* Switch the white balance on that conversation I had with the Hubs. There we were, standing in the kitchen with the iPod serenading. Finally we had all three kids tucked into bed. It was going so smoothly, but then things turned cloudy and that blue cast fell over us. Maybe I should quit using the auto white balance and mix things up with a little daylight. At a minimum I could tweak the aperture and open things up a little more. Sometimes it seems like our conversations can never get past f/5.6 without losing focus. Maybe I need a macro lens.

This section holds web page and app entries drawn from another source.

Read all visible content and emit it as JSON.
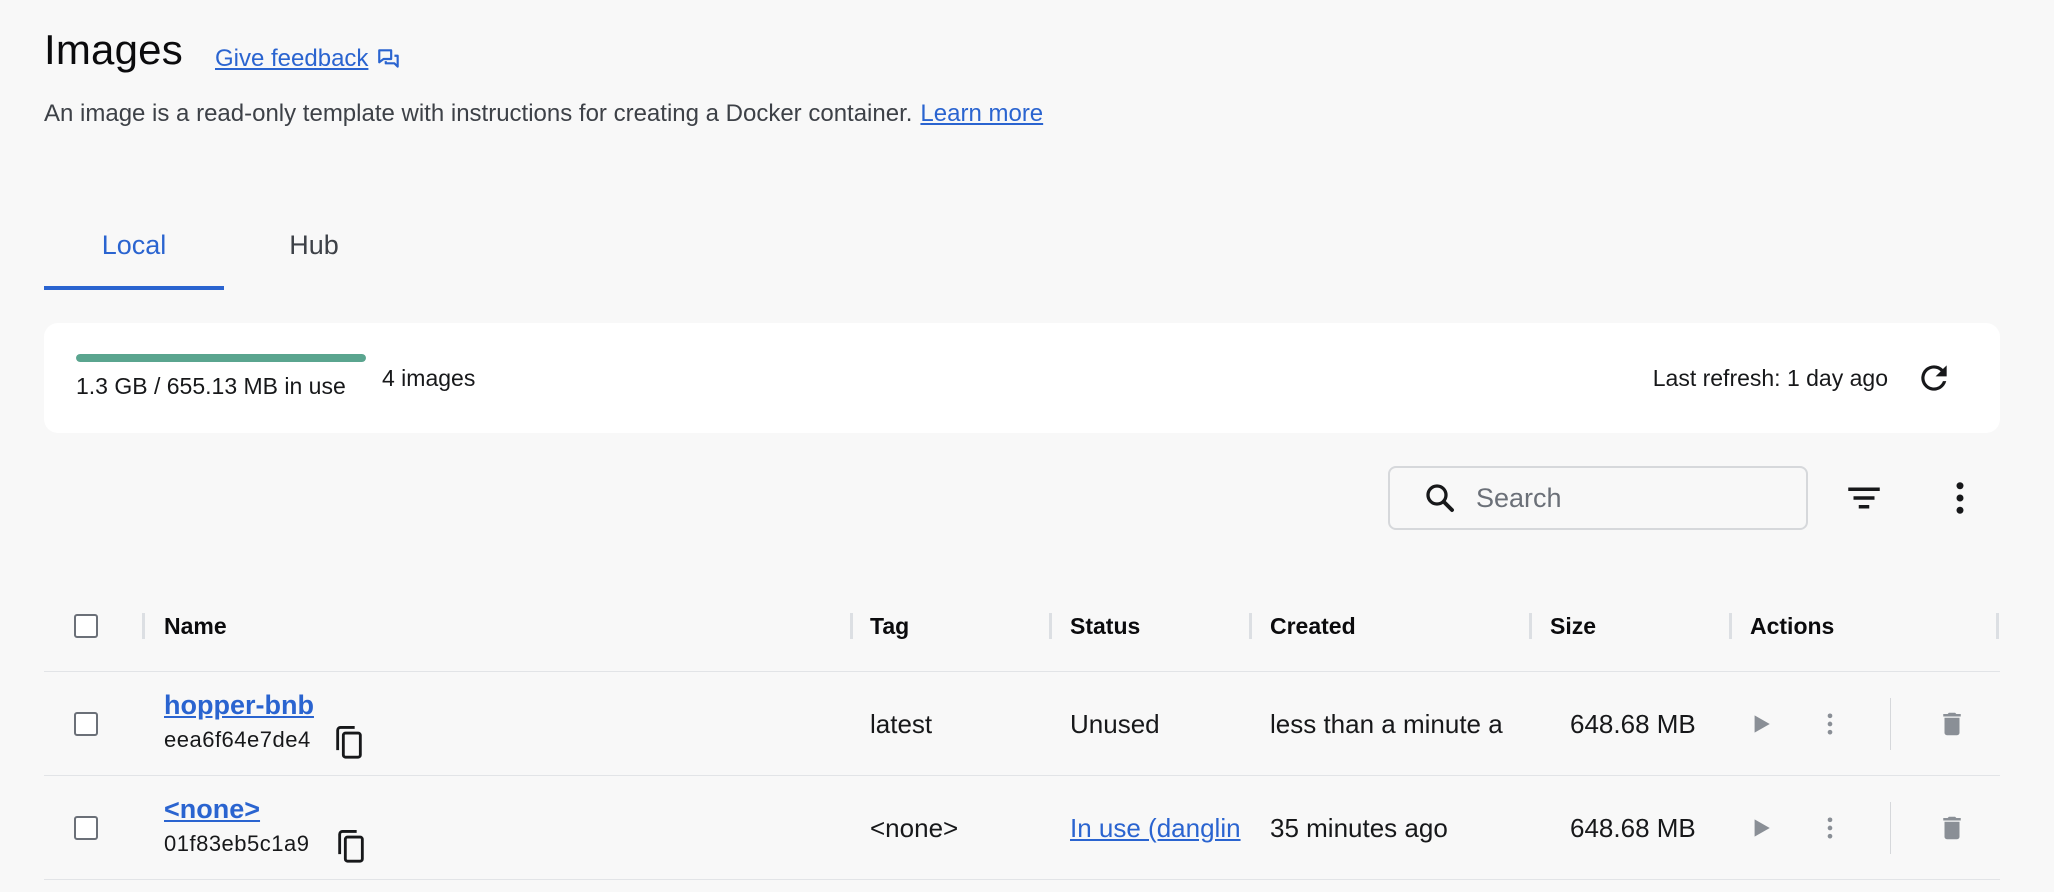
{
  "header": {
    "title": "Images",
    "feedback_label": "Give feedback",
    "feedback_icon": "feedback-icon",
    "description": "An image is a read-only template with instructions for creating a Docker container.",
    "learn_more_label": "Learn more"
  },
  "tabs": [
    {
      "label": "Local",
      "active": true
    },
    {
      "label": "Hub",
      "active": false
    }
  ],
  "storage": {
    "usage_text": "1.3 GB / 655.13 MB in use",
    "usage_fraction": 1.0,
    "bar_color": "#5aa58f",
    "image_count": "4 images",
    "last_refresh": "Last refresh: 1 day ago",
    "refresh_icon": "refresh-icon"
  },
  "toolbar": {
    "search_placeholder": "Search",
    "search_value": "",
    "filter_icon": "filter-icon",
    "more_icon": "more-vert-icon"
  },
  "table": {
    "columns": [
      "Name",
      "Tag",
      "Status",
      "Created",
      "Size",
      "Actions"
    ],
    "rows": [
      {
        "name": "hopper-bnb",
        "id": "eea6f64e7de4",
        "tag": "latest",
        "status": "Unused",
        "status_is_link": false,
        "created": "less than a minute a",
        "size": "648.68 MB"
      },
      {
        "name": "<none>",
        "id": "01f83eb5c1a9",
        "tag": "<none>",
        "status": "In use (danglin",
        "status_is_link": true,
        "created": "35 minutes ago",
        "size": "648.68 MB"
      }
    ]
  },
  "colors": {
    "accent": "#2a64d0",
    "background": "#f8f8f8",
    "panel": "#ffffff"
  }
}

*Adjust the temperature on that battle with Doodlebug. God she can infuriate me with the demanding and the eye-rolling. Are we seriously going to argue about how I should NEVER FORGET that she doesn’t like her carrots cut like that? Of course, of course I know that losing my cool raises the temperature of the whole scene. But hot spots flare up so quickly sometimes that I don’t have time to think clearly. My photography gurus say practice, practice, practice, and my response time will improve. The more I shoot, they say, the more naturally I will make adjustments on the fly.
*Sharpen that image of Rascal as he nonchalantly danced and hummed in the living room by himself. Why can I not remember what song was playing? It was just yesterday! Somehow I vividly recall that almost five years ago he learned to walk on a Saturday and by Monday was jiving to Me and Julio Down by the Schoolyard. That day he wore a purple tie-dyed T-shirt and blue shorts. He had four teeth and rhythm to spare. This week I carved out two hours to spend with only him, and I can’t remember half of what we talked about.

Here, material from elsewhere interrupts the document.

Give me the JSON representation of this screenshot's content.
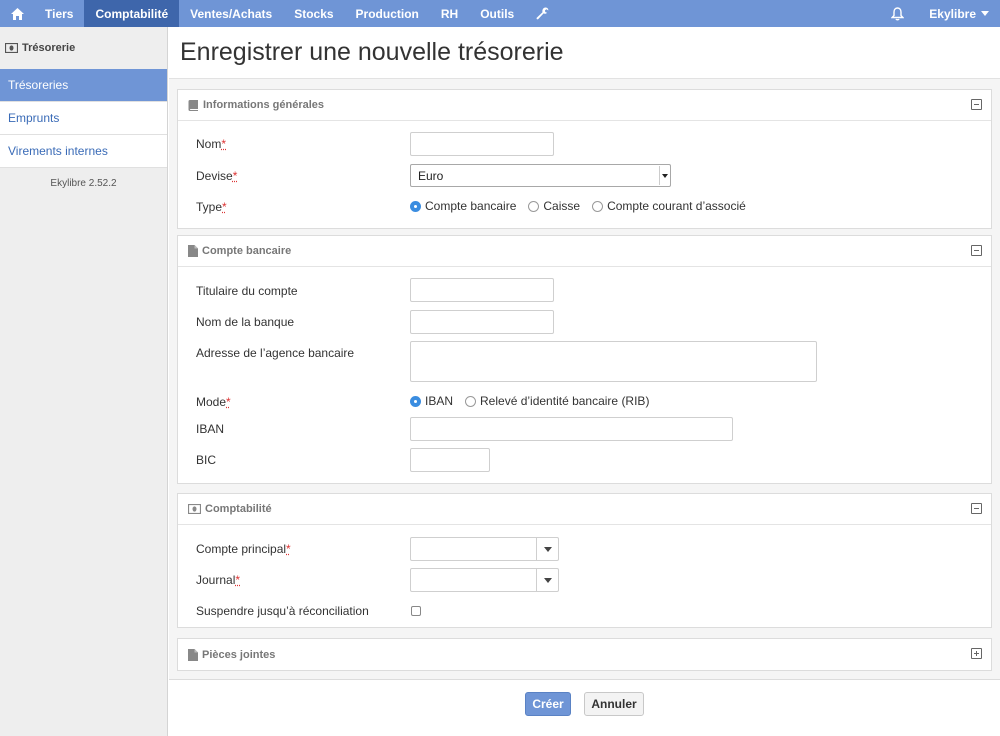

*Steady my camera shake. I think even this is beyond the scope of the RAW powers, but I might as well think big. I need a camera that will still my hand. No, still my entire body. I need a lens that will make me sit and hold Smiley until he is the first to get up. I need an f-stop that forces me to breathe in his peacefulness and allow it to saturate my bones so I don’t even for a second think about the next photo-op right around the corner.
*Change to a higher, brighter ISO. The beautiful, authentic moments of family life move so quickly that even with a shutter speed of 1/2000 I can’t seem to catch up, much less capture enough light to shine on my loved ones. One tweak just might let me freeze the action in sharply focused detail.
Ah yes, there’s the dream shot: One shiny happy, side-lit family with the perfect depth of field. Quick! Press the shutter!